** Opening Extracted entries block **

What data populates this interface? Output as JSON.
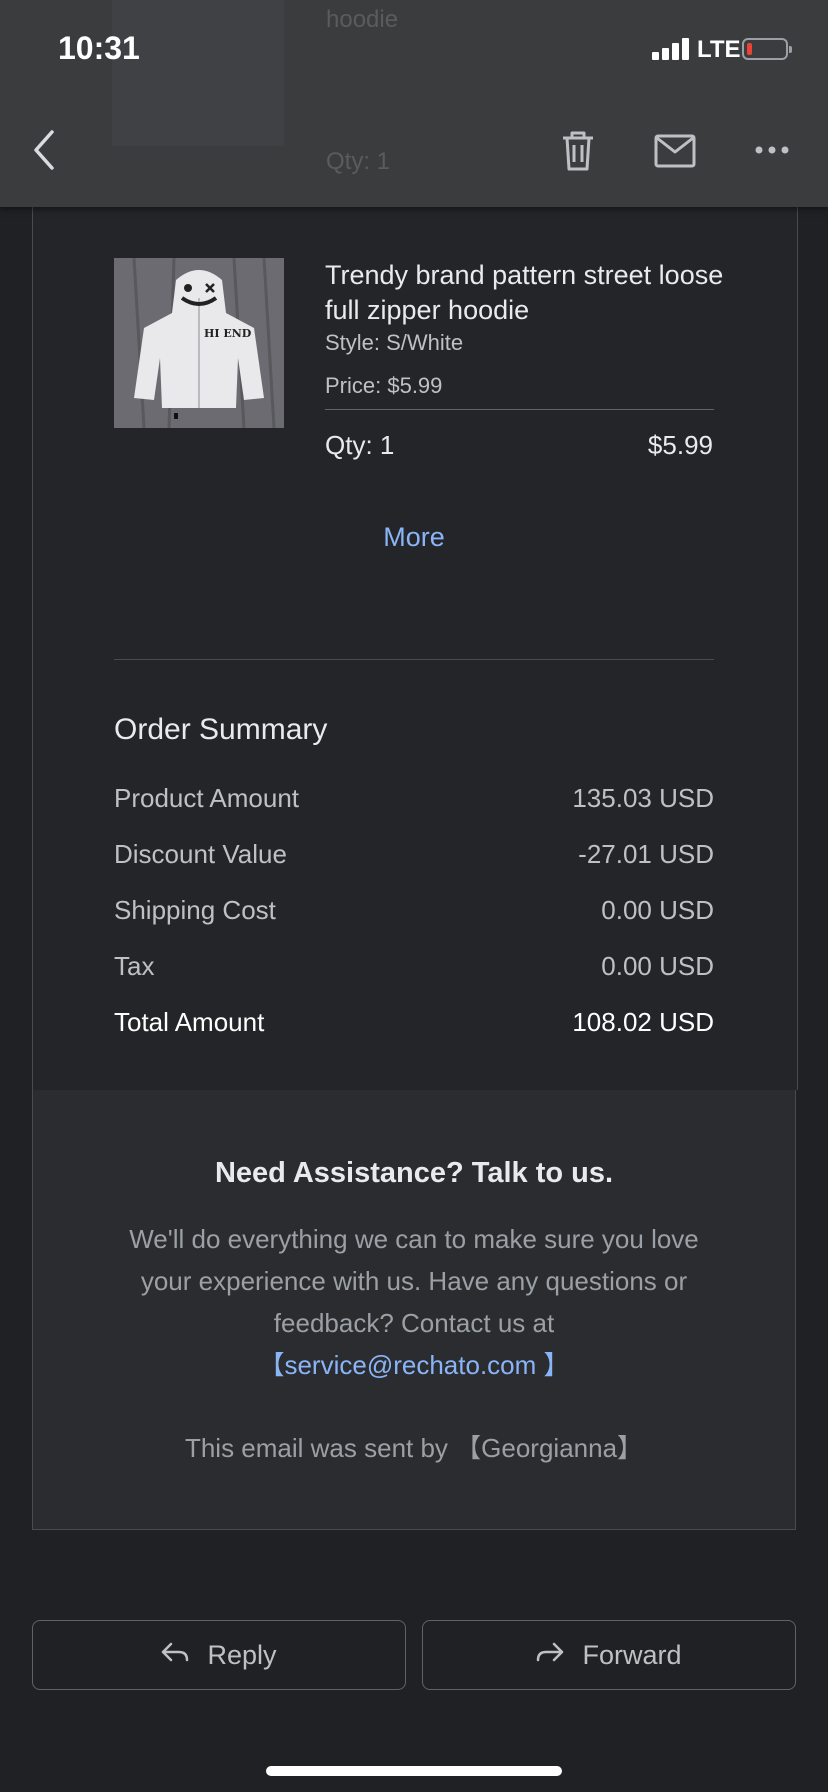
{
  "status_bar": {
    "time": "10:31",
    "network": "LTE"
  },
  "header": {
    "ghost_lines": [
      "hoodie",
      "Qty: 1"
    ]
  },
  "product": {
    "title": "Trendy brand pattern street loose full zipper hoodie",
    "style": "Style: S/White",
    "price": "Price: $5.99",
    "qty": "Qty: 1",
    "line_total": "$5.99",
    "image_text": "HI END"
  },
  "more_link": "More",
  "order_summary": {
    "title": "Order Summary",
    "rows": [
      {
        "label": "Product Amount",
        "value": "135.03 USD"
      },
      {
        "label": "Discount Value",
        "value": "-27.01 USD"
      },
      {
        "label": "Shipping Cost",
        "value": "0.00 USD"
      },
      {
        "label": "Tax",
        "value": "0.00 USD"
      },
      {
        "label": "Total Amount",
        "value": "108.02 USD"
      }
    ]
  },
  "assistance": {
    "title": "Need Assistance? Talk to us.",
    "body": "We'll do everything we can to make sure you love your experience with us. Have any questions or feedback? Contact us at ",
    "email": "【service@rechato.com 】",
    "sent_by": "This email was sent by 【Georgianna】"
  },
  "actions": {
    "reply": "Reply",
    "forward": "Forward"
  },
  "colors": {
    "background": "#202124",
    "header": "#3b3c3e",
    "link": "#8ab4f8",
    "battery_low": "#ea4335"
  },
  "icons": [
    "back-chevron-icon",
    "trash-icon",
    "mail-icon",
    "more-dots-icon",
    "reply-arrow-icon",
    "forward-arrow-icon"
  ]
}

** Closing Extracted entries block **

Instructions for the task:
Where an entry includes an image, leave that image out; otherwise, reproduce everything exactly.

Answer:
What data populates this interface? Output as JSON.
{
  "status_bar": {
    "time": "10:31",
    "network": "LTE"
  },
  "header": {
    "ghost_lines": [
      "hoodie",
      "Qty: 1"
    ]
  },
  "product": {
    "title": "Trendy brand pattern street loose full zipper hoodie",
    "style": "Style: S/White",
    "price": "Price: $5.99",
    "qty": "Qty: 1",
    "line_total": "$5.99",
    "image_text": "HI END"
  },
  "more_link": "More",
  "order_summary": {
    "title": "Order Summary",
    "rows": [
      {
        "label": "Product Amount",
        "value": "135.03 USD"
      },
      {
        "label": "Discount Value",
        "value": "-27.01 USD"
      },
      {
        "label": "Shipping Cost",
        "value": "0.00 USD"
      },
      {
        "label": "Tax",
        "value": "0.00 USD"
      },
      {
        "label": "Total Amount",
        "value": "108.02 USD"
      }
    ]
  },
  "assistance": {
    "title": "Need Assistance? Talk to us.",
    "body": "We'll do everything we can to make sure you love your experience with us. Have any questions or feedback? Contact us at ",
    "email": "【service@rechato.com 】",
    "sent_by": "This email was sent by 【Georgianna】"
  },
  "actions": {
    "reply": "Reply",
    "forward": "Forward"
  },
  "colors": {
    "background": "#202124",
    "header": "#3b3c3e",
    "link": "#8ab4f8",
    "battery_low": "#ea4335"
  },
  "icons": [
    "back-chevron-icon",
    "trash-icon",
    "mail-icon",
    "more-dots-icon",
    "reply-arrow-icon",
    "forward-arrow-icon"
  ]
}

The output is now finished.